(Ask the Pastor is a weekly series that appears in the Northwest Baptist Church Sunday Bulletin. This question and others in this series are submitted from those who attend Northwest Baptist Church)
Question: Is worry indicative of a lack of faith? – Bob
Answer: Thanks for your question, Bob. I will refer to what Jesus said on the Sermon on the Mount. He commands those listening, “do not be anxious about your life.” (Matthew 6:25) Jesus is specifically referring to clothing and eating here, but I believe you can make this applicable to whatever worries our hearts. Jesus continued by asking a rhetorical question, “Can any one of you by worrying add a single hour to your life?” (Matthew 6:27) Jesus’ point is simple. Worrying is counterproductive. For some reason we think we can change things with worry, but in reality it only serves to do damage physically, emotionally, and spiritually. Nobody can change their problems by the futile habit of worry. We must accept that there will always be things to worry about, but we have a Good God nonetheless.

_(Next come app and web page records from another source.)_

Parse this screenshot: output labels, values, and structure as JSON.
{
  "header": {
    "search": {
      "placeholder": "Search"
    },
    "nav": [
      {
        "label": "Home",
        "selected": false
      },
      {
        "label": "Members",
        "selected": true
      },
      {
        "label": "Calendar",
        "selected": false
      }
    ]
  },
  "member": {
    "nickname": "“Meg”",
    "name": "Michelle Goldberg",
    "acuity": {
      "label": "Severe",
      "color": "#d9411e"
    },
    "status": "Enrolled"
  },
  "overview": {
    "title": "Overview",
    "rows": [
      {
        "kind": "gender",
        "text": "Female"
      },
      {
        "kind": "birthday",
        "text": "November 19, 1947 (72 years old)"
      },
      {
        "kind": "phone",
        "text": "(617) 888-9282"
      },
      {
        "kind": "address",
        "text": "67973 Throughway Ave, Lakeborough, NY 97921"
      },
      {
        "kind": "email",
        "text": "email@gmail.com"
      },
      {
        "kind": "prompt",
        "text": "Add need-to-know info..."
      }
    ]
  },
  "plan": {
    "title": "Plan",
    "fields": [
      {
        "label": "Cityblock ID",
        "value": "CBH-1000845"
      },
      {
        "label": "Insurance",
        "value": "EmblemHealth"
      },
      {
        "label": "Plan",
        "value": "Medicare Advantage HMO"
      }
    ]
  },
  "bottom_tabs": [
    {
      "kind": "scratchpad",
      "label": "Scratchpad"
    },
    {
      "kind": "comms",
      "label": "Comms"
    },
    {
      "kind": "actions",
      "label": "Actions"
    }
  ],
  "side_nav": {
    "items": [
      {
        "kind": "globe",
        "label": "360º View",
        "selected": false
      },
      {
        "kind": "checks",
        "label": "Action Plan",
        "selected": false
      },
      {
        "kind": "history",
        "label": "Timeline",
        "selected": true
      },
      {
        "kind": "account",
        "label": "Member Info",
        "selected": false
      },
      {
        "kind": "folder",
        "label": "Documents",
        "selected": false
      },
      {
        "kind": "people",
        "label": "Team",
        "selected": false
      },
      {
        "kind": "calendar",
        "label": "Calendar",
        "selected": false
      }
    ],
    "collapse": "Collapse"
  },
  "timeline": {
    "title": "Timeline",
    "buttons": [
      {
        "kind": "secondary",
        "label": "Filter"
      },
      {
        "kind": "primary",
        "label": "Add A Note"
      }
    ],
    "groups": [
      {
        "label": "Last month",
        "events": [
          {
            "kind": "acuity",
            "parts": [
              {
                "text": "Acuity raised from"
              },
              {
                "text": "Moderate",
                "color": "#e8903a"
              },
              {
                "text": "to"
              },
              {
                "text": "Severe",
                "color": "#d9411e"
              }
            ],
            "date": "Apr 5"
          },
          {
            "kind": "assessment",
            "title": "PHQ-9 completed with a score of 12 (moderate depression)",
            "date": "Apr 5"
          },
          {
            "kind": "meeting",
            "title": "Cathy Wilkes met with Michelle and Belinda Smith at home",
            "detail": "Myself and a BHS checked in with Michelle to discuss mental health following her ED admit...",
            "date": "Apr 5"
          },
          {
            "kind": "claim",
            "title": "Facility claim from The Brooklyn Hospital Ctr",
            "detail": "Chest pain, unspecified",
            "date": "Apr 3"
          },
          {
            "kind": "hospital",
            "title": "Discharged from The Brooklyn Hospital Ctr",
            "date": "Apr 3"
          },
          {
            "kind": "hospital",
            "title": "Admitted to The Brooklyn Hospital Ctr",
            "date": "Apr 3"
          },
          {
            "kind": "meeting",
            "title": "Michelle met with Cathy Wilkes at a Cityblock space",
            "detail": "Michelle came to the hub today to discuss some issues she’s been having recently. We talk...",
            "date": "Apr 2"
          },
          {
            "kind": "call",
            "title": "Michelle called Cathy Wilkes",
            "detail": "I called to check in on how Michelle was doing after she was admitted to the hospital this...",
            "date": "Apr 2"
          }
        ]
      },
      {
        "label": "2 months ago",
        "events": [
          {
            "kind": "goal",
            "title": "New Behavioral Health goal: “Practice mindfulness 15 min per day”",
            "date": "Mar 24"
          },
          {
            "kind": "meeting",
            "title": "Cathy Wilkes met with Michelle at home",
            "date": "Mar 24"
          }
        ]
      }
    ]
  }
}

Bob, I believe the real answer to your question is found in these next two verses. Why does Jesus tell us not to worry? We should not worry because we belong to God. He says, “For the pagans run after all these things, and your heavenly Father knows that you need them.” (Matthew 6:32) When we worry we live no differently from someone who has no faith in God (a pagan). So yes, worry is indicative of a lack of faith. When we worry we try to solve our own problems instead of trusting in our Heavenly Father who is wise, strong, and good. This is all easier said than done. We are sinners and we will continue to worry until the day we die. This is something the Holy Spirit needs to mature us in as we live the Christian life. Everyday we should trust Jesus more than we did yesterday. Instead of seeking the answers to our worries, Jesus instead tells us to seek after something different. “But seek first his kingdom and his righteousness, and all these things will be given to you as well.” (Matthew 6:33)